But Ms. Aber noted the need for Panama to meet its obligations under the Refugee Convention, obligations it has repeatedly and systematically ignored.  Calling on Congressional leaders to take note of the fact that Panama has an only 2% refugee recognition rate, Ms. Aber said, "It is imperative that the international community, especially the United States and other global leaders, elevate their concerns about [the Colombian refugees] to the highest levels of diplomatic engagement, while demonstrating a shared commitment to attend to this ongoing and intractable crisis."

Echoing the urgency of the need for international engagement, Ms. Nezer called for a larger international presence on the border of Ecuador and Colombia to protect both refugees and host communities.

"There’s almost nobody there, it's lawless. It's extremely dangerous and extremely violent," she said.

The briefing followed the release by Refugee Council USA of a report, Living on the Edge: Colombian Refugees in Panama and Ecuador, which details the situation of Colombian refugees in these two countries. Mr. McGovern said he encouraged “everyone to read [the report] and to think about how Congress and NGOs should respond.”

Jesuit Refugee Service/USA also recently published The Refugee Voice — Quiet Crisis, Colombian Refugees in Panama and Ecuador.

Jesuit Refugee Service/USA makes the following recommendations:

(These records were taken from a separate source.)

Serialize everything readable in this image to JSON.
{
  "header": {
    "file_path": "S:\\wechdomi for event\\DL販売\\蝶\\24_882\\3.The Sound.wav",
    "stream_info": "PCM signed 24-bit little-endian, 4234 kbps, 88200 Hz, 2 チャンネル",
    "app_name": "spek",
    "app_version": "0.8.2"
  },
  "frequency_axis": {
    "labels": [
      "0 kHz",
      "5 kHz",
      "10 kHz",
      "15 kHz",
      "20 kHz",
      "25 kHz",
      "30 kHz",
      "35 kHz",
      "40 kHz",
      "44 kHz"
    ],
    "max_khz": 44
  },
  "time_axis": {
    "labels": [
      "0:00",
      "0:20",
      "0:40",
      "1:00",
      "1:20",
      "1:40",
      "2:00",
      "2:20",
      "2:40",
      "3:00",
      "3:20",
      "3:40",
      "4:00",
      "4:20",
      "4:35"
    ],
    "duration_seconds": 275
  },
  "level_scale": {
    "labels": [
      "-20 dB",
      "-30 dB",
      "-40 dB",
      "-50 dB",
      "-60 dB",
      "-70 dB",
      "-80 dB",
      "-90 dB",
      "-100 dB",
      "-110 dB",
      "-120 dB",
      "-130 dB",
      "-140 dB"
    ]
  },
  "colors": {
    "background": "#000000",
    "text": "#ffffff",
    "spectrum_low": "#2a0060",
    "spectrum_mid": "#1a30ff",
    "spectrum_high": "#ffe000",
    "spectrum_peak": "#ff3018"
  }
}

• The U.S. should raise refugee concerns as a priority issue in diplomatic relations with Panama, advocating for reform of the asylum system and addressing xenophobia in addition to demanding improvements in the protection and assistance provided to vulnerable refugees. U.S. foreign assistance to Panama should be structured so as to encourage refugee protection and development opportunities for both refugee and host communities in need.? ?

• UNHCR should establish a resettlement program for Colombian refugees in Panama and increase its presence in the Darien, as should NGOs and other U.N. agencies, prioritizing access to durable solutions for the 863 people that have Temporary Humanitarian Protection status in the border region.  ?

• UNHCR should ensure that refugee children receive Best Interest Determinations that take into consideration durable solutions, family reunification, and permanency planning in both Panama and Ecuador. ??

• The U.S. should increase assistance to Ecuador in recognition of its effort to expand the protection space for refugees, and in recognition of the needs it has identified. The U.S. should increase the use of resettlement as a strategic protection tool for Colombian refugees in Ecuador by increasing its own response and by supporting resettlement within the region.

• For those who can safely remain in Ecuador, the U.S. should fund efforts aimed at integrating Colombian refugees into Ecuadorian society, placing special emphasis on livelihoods, housing, education, access to naturalization, and combating xenophobia.? ?

• U.N. agencies and NGOs should expand their presence on the Ecuador-Colombia border to increase protection for refugee and host communities. The UN and U.S. should work with the Ecuadorian government to expand protection for survivors of SGBV by increasing the capacity of local police and prosecutors to respond to cases of SGBV; training security forces about SGBV; and, providing access to safe housing and income generating opportunities for women. 



Press Contact Information
Mr Christian Fuchs
communications@jrsusa.org
202-462-0400 ext. 5946